WHAT THE TASK REQUIRES: Return all lines from the listing below that include the word "data".

>>>

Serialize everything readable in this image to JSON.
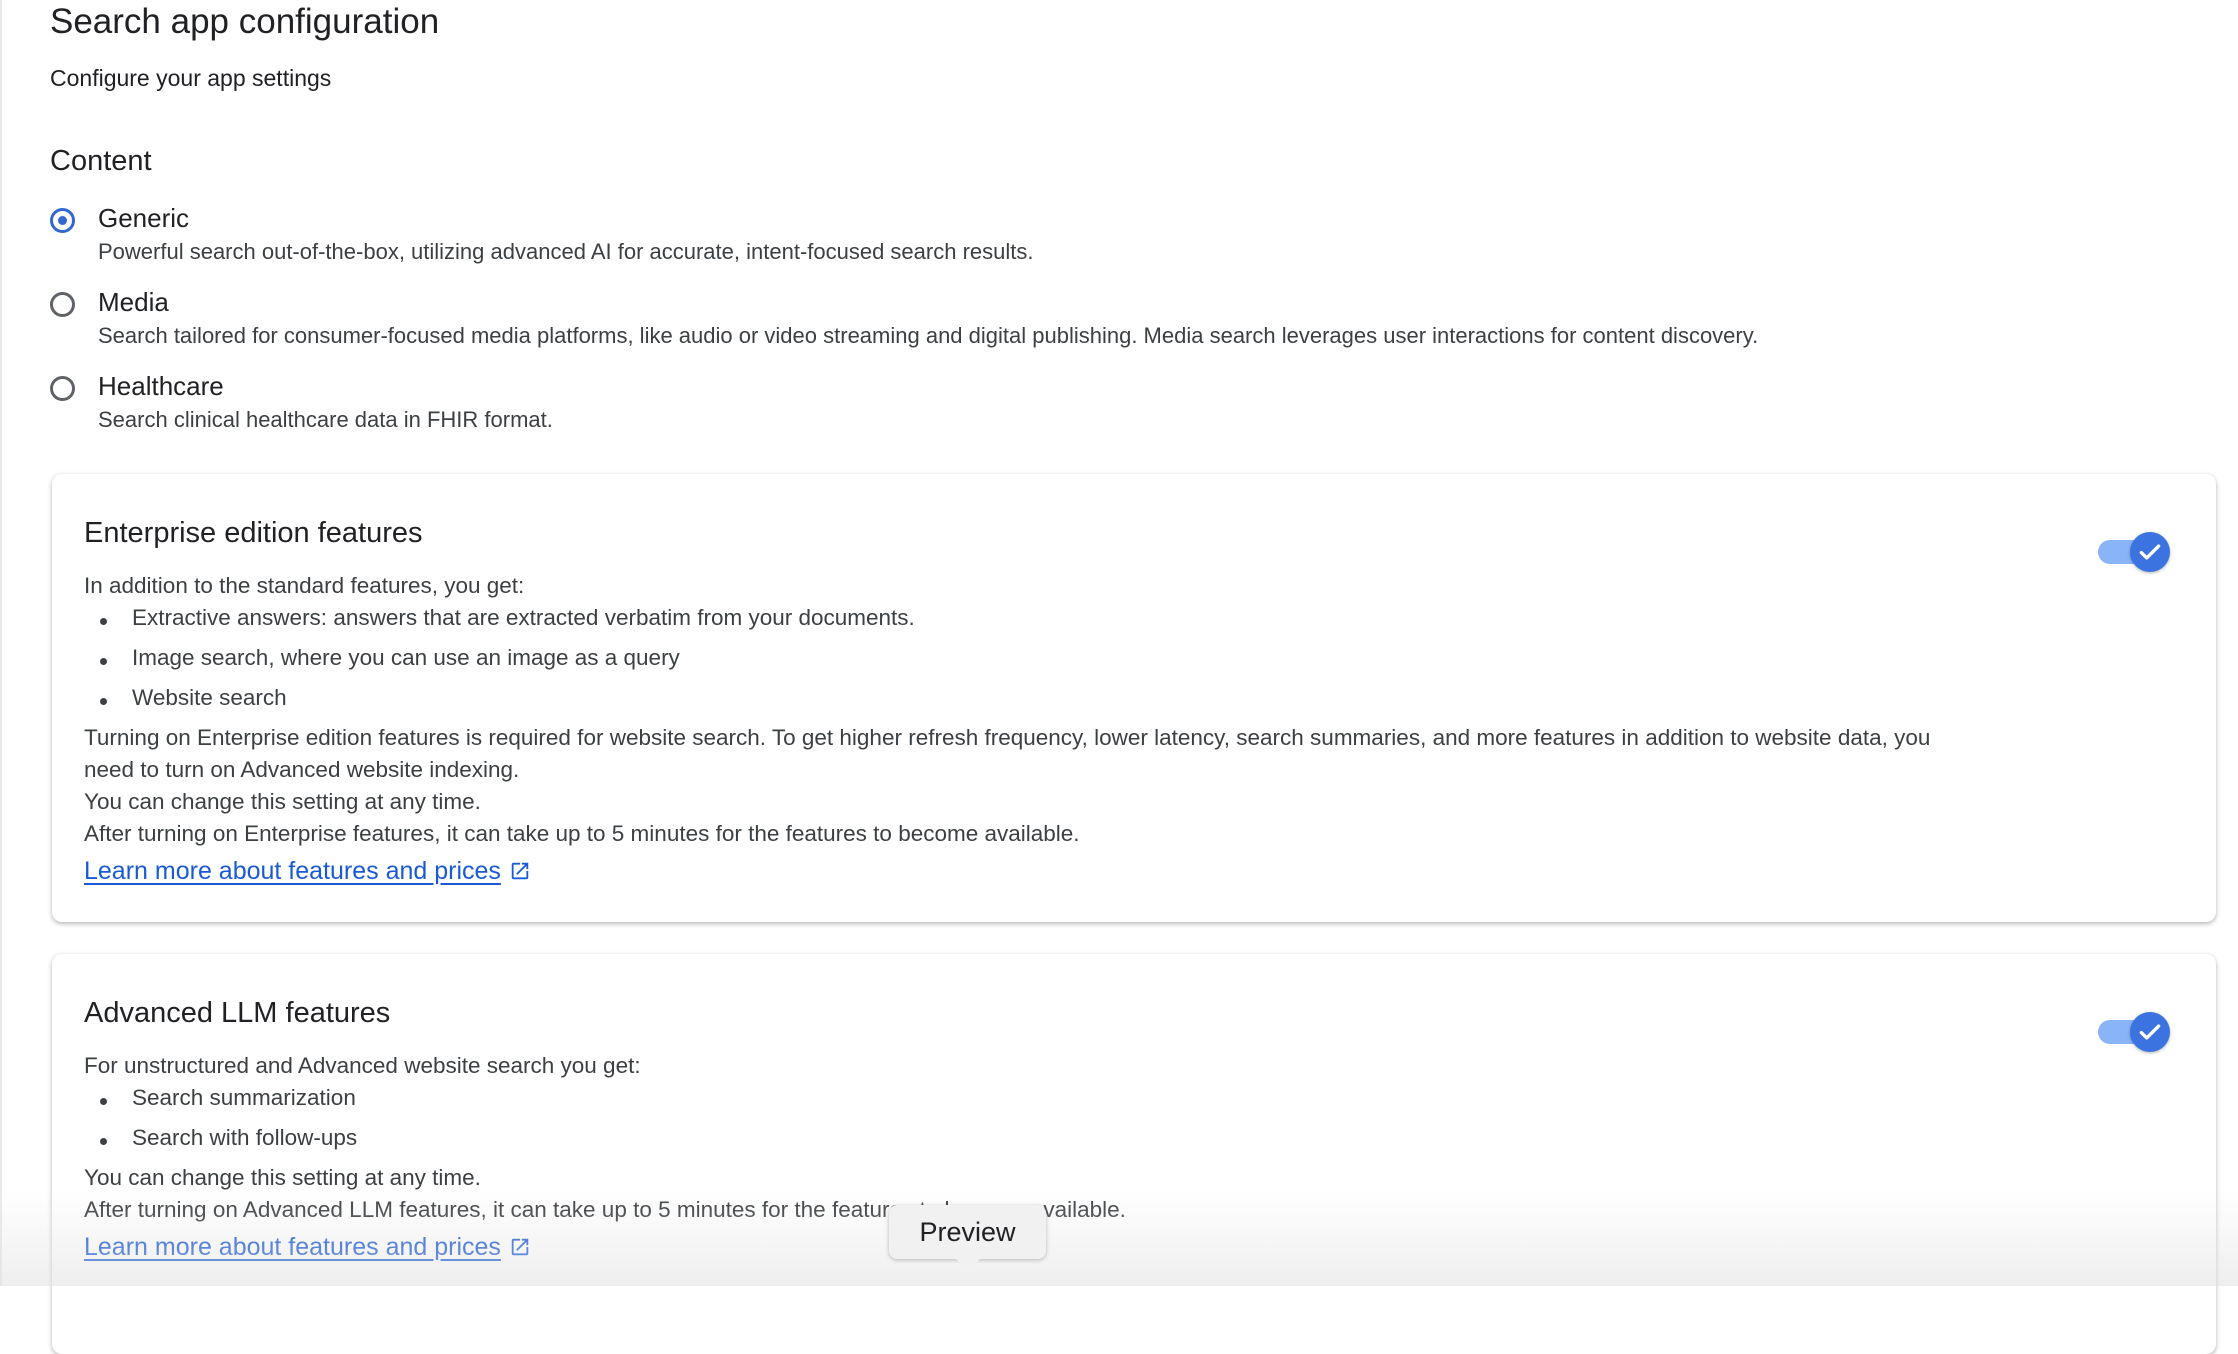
{
  "page": {
    "title": "Search app configuration",
    "subtitle": "Configure your app settings"
  },
  "content_section": {
    "title": "Content",
    "options": [
      {
        "label": "Generic",
        "description": "Powerful search out-of-the-box, utilizing advanced AI for accurate, intent-focused search results.",
        "selected": true
      },
      {
        "label": "Media",
        "description": "Search tailored for consumer-focused media platforms, like audio or video streaming and digital publishing. Media search leverages user interactions for content discovery.",
        "selected": false
      },
      {
        "label": "Healthcare",
        "description": "Search clinical healthcare data in FHIR format.",
        "selected": false
      }
    ]
  },
  "enterprise_card": {
    "title": "Enterprise edition features",
    "intro": "In addition to the standard features, you get:",
    "bullets": [
      "Extractive answers: answers that are extracted verbatim from your documents.",
      "Image search, where you can use an image as a query",
      "Website search"
    ],
    "para1_line1": "Turning on Enterprise edition features is required for website search. To get higher refresh frequency, lower latency, search summaries, and more features in addition to website data, you",
    "para1_line2": "need to turn on Advanced website indexing.",
    "para2": "You can change this setting at any time.",
    "para3": "After turning on Enterprise features, it can take up to 5 minutes for the features to become available.",
    "link": "Learn more about features and prices",
    "enabled": true
  },
  "llm_card": {
    "title": "Advanced LLM features",
    "intro": "For unstructured and Advanced website search you get:",
    "bullets": [
      "Search summarization",
      "Search with follow-ups"
    ],
    "para1": "You can change this setting at any time.",
    "para2": "After turning on Advanced LLM features, it can take up to 5 minutes for the features to become available.",
    "link": "Learn more about features and prices",
    "enabled": true
  },
  "tooltip": {
    "label": "Preview"
  },
  "colors": {
    "accent": "#3367d6",
    "link": "#1a5ad6",
    "toggle_track": "#8ab4f8",
    "toggle_thumb": "#3b73e0"
  },
  "icons": {
    "external_link": "external-link-icon",
    "check": "check-icon"
  }
}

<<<

SOLVED EXERCISE:
        "description": "Search clinical healthcare data in FHIR format.",
    "para1_line1": "Turning on Enterprise edition features is required for website search. To get higher refresh frequency, lower latency, search summaries, and more features in addition to website data, you",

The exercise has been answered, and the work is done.